If this hike is planned hike and you have an insulin pump, decrease your basal rate 45 minutes before the hike.  The basal rate should be decreased between 10-20% for a leisurely hike, and more than 50% for a strenuous hike such as a backpacking trip through the mountains.  These values are guidelines, not absolutes.  Every one’s body is different, and your own body is divergent of past performance.  It is important to check your blood sugar whenever there is doubt to where your levels are heading.

There is some great information regarding advanced level hiking and backpacking on the web.  The links below have been helpful for my adventures.






Sunday, September 1, 2013

Avoiding Low Overnight Blood Sugars

What do you fear most about your diabetes? What literally keeps me up at night is the possibility of having a low blood sugar while asleep.  One night in high school, after an intense week of football, I woke up to a low blood sugar.  It was a long, hard fought week; I was resting after a close game against our rival program.  I was exhausted.  I must have been low for a while because upon awakening , I was very shaky.  I began to treat it as usual with  glass of orange juice, wait 15 minutes, and assess.  My blood sugar began to rise, but I was still shaky.    In the blink of an eye, I was in a hypoglycemic seizure.  Luckily my parents were awake and present to treat me with injectable glucagon, eventually raising my blood sugar level and ending my seizure.

What had happened that night? My blood sugar had clearly begun to rise, responding to my orange juice intervention, but then it quickly dropped again.

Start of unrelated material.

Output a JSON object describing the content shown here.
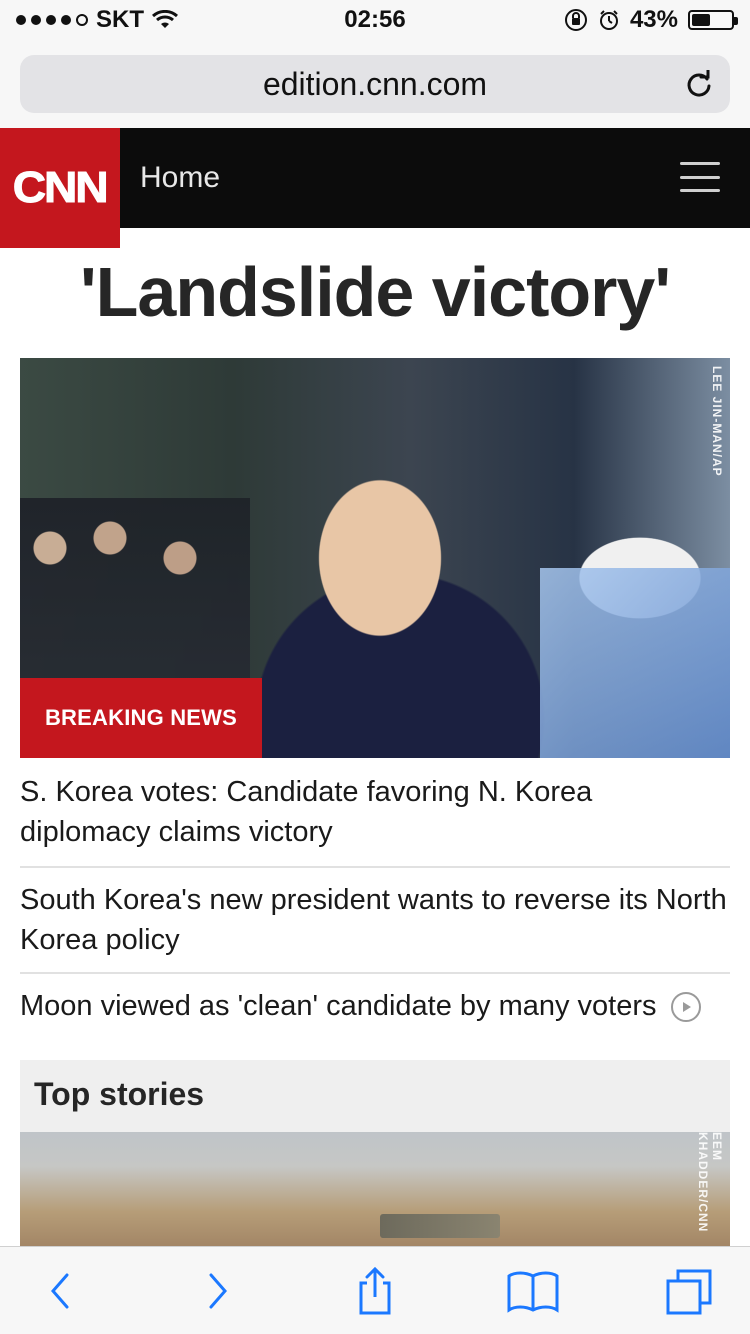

Today’s science lesson:  Your muscle cells store its own glucose for fuel. When you work out for an extended period of time without supplying them with constant fuel, the glucose stores are depleted.  Exercising on a consistent basis, your liver’s glucose reserves begin to run low as well.  After a long hard week of football, my reserves were depleted.  No matter the activity: hiking, swimming, football, etc,  between 2-48 hours after a workout, your muscles will try to replenish its glycogen stores, soaking up all the glucose they need from your circulating  blood . 

That’s crazy! How are you supposed to anticipate that?!

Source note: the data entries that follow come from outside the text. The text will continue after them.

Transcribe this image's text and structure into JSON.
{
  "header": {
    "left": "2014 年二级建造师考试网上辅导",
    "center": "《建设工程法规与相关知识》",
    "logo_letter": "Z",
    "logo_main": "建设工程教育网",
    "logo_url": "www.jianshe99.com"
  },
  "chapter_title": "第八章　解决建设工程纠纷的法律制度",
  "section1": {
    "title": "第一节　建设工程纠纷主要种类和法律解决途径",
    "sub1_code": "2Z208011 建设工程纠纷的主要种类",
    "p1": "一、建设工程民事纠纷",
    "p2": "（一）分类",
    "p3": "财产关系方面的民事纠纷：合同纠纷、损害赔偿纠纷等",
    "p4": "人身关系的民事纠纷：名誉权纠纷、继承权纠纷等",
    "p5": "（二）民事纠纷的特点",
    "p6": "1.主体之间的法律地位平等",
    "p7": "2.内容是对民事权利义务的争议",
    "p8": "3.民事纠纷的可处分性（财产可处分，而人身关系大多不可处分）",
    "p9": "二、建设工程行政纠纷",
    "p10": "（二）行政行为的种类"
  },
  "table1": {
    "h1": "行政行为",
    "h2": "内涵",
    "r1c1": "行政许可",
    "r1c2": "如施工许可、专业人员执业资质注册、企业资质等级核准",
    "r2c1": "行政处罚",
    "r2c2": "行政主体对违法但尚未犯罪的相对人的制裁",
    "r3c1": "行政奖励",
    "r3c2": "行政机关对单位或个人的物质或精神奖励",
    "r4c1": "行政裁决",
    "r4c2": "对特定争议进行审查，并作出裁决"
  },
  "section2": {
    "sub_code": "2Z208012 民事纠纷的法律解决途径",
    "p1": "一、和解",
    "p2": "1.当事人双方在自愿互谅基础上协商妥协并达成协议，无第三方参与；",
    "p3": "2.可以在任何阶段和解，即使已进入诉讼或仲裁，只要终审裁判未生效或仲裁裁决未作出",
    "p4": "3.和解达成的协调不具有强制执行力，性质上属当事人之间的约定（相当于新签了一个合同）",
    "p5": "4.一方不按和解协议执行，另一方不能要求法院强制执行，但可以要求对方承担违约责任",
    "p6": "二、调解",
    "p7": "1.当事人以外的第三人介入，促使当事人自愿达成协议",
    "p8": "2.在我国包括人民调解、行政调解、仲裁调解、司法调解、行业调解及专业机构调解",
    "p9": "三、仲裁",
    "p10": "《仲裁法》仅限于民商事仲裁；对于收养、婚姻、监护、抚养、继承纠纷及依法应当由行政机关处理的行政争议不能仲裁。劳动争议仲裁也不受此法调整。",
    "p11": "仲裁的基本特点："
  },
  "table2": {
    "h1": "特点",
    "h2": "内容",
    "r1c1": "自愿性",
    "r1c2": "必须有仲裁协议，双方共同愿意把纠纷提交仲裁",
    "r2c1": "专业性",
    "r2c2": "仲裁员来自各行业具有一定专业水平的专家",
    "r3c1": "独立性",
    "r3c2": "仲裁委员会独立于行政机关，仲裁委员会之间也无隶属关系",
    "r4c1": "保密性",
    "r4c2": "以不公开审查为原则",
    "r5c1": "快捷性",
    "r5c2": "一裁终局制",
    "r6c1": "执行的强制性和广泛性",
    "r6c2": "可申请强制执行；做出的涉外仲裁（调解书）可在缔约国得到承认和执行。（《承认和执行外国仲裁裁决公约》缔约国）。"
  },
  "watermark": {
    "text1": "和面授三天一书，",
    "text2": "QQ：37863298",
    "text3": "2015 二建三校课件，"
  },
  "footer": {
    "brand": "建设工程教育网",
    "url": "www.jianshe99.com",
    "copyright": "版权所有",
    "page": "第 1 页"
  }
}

In an individual that produces their own insulin, their pancreas will temporarily shut down insulin production, allowing the liver to release it’s glycogen stores and keep your blood glucose levels at a level in which your brain can happily function at (no seizures).  A person with insulin dependent diabetes does not have the luxury of knowing when the replenishment will occur.

Another factor to consider depends on your normal activity level.  If you recently became more active, you are more prone to having such events even after only one day of physical activity.

What can you do as an athlete with diabetes to avoid this?
The unfortunate  truth is that there is no way to know when your muscles are going to decide to replenish its glycogen stores.   You can, however, develop a safety strategy. I have implemented the 20/20 rule:  20 grams of carbohydrate for every 20 minutes of exercise.  This will keep the glycogen in our muscle cells, a decrease the risk of the replenishing event that can get you in trouble as a person with type 1 diabetes.  A recovery meal consisting of the correct ratio of carbohydrates, protein and fat within 20 minutes of ending your exercise will help raise your glycogen levels in your muscle cells.  I also encourage you to check your sugar levels often when starting a new fitness regiment. This will help you learn how your body reacts to fitness, heightening your potential of performance.


No matter how careful we are the body can sometimes be unpredictable.  There are more lessons to present on avoiding such a situation and the safety steps you should always have in place for yourself/your child/spouse/roommate.

Please share stories of diabetes issues you have had and if you have found solutions in comments!